----- DATA RECORDS

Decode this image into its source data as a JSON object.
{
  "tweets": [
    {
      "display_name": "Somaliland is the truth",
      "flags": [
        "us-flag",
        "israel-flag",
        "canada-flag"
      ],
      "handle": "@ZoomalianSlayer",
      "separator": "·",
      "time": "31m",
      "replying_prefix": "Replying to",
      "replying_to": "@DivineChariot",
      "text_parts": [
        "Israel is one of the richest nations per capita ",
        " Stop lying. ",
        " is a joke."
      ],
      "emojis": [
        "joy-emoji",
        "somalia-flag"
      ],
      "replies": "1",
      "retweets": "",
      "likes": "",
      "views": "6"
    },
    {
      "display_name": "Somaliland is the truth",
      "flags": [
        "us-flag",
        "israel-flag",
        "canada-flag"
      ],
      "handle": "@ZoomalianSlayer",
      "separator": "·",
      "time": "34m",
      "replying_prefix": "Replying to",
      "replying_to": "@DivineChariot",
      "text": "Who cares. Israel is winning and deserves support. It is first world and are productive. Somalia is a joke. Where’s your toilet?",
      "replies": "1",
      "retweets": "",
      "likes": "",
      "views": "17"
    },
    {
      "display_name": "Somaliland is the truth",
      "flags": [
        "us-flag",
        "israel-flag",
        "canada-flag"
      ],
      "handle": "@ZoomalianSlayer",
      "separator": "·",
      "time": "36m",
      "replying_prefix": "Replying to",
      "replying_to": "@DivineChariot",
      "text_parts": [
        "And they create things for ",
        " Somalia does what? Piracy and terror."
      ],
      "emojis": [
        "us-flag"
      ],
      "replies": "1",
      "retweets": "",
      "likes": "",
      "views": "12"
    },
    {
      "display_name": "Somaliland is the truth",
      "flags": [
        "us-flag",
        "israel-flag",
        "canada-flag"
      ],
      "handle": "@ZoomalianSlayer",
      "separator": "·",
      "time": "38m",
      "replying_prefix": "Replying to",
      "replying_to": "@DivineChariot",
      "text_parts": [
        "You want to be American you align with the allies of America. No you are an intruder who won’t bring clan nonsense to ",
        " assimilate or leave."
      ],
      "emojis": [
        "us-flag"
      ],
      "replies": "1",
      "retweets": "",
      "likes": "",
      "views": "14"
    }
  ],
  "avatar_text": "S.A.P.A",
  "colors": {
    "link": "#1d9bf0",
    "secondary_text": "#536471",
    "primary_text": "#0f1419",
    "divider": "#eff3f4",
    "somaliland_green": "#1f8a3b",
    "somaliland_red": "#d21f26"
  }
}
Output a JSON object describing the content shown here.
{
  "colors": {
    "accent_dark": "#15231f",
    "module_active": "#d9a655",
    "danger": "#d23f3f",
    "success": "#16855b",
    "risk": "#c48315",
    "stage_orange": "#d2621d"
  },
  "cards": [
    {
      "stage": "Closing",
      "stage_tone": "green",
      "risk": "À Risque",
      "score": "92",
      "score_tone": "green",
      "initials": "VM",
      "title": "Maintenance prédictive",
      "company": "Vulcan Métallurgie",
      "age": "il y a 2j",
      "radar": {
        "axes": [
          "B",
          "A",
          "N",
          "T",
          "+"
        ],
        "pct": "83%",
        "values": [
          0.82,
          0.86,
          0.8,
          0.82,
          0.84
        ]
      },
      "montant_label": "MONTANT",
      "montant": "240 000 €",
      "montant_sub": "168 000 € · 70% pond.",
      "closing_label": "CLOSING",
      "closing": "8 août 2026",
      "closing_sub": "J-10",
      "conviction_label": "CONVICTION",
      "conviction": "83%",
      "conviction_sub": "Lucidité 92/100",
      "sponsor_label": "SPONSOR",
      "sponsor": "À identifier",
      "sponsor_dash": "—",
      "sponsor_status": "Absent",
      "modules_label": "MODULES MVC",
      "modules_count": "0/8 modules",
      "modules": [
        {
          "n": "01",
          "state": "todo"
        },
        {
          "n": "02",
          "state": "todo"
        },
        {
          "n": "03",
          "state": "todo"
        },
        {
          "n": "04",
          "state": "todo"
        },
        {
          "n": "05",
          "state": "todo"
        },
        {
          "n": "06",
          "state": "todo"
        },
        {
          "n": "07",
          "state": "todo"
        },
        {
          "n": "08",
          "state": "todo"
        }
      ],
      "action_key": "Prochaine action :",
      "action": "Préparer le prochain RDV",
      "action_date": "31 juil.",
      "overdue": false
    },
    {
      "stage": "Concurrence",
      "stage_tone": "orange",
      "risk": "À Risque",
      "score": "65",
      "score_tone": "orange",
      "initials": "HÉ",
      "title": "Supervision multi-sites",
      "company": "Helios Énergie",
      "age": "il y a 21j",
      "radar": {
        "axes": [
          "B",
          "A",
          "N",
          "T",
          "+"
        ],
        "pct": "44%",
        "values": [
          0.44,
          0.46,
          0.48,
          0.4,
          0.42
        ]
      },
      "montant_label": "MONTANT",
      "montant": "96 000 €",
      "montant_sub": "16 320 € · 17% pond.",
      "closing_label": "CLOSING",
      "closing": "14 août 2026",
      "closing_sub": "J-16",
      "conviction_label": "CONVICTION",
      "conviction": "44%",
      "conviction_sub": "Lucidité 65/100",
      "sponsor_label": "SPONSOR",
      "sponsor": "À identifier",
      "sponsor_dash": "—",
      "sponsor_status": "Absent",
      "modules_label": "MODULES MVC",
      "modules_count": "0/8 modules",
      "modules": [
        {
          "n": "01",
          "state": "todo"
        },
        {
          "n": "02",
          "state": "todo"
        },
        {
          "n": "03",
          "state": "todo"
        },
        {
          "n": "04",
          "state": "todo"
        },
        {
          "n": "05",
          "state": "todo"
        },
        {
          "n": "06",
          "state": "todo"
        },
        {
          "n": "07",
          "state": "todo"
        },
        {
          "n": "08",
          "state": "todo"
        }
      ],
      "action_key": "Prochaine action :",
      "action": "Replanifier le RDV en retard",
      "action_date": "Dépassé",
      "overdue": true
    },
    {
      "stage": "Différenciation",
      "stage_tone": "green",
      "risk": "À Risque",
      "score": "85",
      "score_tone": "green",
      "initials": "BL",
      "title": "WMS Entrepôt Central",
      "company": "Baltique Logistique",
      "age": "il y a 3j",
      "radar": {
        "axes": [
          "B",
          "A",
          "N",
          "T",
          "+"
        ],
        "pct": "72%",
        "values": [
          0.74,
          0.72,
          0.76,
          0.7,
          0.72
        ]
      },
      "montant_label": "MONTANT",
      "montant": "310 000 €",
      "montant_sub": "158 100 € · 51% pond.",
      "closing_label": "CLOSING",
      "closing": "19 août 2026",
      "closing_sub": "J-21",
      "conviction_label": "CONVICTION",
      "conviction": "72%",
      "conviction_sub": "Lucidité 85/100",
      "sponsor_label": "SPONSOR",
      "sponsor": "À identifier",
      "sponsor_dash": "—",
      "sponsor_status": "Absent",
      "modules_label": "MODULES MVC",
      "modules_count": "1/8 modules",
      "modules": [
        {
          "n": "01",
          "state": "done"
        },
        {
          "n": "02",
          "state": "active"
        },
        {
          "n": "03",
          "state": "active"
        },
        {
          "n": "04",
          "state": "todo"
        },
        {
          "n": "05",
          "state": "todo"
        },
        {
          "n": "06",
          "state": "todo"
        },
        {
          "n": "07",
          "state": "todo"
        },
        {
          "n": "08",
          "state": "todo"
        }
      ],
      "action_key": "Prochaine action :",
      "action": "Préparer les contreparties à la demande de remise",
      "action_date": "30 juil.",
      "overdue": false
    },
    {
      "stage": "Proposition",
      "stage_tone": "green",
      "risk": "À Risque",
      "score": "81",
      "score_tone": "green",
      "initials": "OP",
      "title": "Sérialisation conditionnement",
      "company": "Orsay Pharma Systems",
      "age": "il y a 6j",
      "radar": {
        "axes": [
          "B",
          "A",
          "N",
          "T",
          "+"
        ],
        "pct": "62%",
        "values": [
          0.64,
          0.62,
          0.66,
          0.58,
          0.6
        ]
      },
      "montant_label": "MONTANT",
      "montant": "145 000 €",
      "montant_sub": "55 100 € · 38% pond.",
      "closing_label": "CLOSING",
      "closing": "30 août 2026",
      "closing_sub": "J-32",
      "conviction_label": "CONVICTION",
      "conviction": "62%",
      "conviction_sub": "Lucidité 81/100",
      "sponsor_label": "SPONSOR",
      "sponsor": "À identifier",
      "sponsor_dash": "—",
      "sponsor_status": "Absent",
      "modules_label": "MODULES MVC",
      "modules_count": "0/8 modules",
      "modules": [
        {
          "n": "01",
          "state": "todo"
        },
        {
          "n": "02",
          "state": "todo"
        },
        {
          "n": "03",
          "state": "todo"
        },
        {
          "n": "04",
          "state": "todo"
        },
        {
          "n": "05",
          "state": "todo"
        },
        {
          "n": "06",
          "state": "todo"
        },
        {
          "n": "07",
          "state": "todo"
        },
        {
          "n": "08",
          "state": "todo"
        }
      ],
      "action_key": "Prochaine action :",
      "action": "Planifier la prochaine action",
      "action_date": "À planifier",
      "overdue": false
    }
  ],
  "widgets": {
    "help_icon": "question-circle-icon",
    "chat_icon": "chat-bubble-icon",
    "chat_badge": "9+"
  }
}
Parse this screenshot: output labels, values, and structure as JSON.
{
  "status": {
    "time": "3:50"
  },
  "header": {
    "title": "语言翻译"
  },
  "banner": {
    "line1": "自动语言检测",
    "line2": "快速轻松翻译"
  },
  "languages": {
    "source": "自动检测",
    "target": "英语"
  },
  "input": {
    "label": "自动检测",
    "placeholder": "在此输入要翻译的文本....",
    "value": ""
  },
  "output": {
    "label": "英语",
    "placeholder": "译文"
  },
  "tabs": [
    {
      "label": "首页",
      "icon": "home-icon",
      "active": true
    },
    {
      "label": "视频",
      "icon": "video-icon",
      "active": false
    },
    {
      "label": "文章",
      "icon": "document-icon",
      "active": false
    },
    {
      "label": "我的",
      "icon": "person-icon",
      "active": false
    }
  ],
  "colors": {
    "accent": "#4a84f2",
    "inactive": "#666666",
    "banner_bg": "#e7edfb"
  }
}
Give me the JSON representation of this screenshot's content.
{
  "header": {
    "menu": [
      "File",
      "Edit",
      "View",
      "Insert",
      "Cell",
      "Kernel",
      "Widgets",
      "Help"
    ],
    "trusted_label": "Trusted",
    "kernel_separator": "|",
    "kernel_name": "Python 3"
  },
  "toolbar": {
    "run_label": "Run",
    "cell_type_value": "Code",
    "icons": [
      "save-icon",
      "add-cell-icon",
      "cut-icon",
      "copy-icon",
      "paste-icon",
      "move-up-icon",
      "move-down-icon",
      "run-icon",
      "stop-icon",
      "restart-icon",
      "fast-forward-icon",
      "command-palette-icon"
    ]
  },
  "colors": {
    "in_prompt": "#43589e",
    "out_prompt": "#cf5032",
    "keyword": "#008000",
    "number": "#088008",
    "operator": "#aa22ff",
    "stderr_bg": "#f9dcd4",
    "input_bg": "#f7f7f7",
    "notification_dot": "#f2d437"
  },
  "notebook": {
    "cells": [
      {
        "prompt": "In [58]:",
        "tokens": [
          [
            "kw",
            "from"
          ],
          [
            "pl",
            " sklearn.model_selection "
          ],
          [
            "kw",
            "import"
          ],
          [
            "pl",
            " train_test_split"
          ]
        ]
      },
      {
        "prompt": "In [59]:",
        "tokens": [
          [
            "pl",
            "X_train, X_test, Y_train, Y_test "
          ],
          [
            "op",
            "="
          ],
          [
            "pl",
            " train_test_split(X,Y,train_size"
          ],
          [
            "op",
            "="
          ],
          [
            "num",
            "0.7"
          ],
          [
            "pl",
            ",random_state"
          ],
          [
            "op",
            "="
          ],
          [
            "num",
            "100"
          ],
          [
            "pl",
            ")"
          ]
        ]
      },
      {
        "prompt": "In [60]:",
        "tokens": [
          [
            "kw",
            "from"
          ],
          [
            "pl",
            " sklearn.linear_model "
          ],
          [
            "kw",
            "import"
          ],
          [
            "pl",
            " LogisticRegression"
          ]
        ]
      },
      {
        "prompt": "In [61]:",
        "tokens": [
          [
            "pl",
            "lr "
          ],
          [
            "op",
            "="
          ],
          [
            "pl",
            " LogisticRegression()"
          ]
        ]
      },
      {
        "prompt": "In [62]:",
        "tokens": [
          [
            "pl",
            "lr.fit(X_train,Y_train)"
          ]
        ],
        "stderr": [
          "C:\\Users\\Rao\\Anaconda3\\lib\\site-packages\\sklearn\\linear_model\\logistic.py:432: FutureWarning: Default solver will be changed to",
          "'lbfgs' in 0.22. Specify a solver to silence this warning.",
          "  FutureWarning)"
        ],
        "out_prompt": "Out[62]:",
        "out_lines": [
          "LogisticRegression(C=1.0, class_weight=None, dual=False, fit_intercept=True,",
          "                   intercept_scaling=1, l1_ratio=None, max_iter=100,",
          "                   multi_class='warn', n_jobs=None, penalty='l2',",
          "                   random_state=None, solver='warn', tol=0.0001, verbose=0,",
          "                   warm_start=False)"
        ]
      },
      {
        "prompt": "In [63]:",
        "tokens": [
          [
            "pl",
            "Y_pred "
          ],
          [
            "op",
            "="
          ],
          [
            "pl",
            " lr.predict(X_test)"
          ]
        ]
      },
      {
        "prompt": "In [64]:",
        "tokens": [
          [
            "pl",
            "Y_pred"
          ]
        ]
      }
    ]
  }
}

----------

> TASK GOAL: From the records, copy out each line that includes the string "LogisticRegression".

> SOLVED PROBLEM:
            " LogisticRegression"
            " LogisticRegression()"
          "LogisticRegression(C=1.0, class_weight=None, dual=False, fit_intercept=True,",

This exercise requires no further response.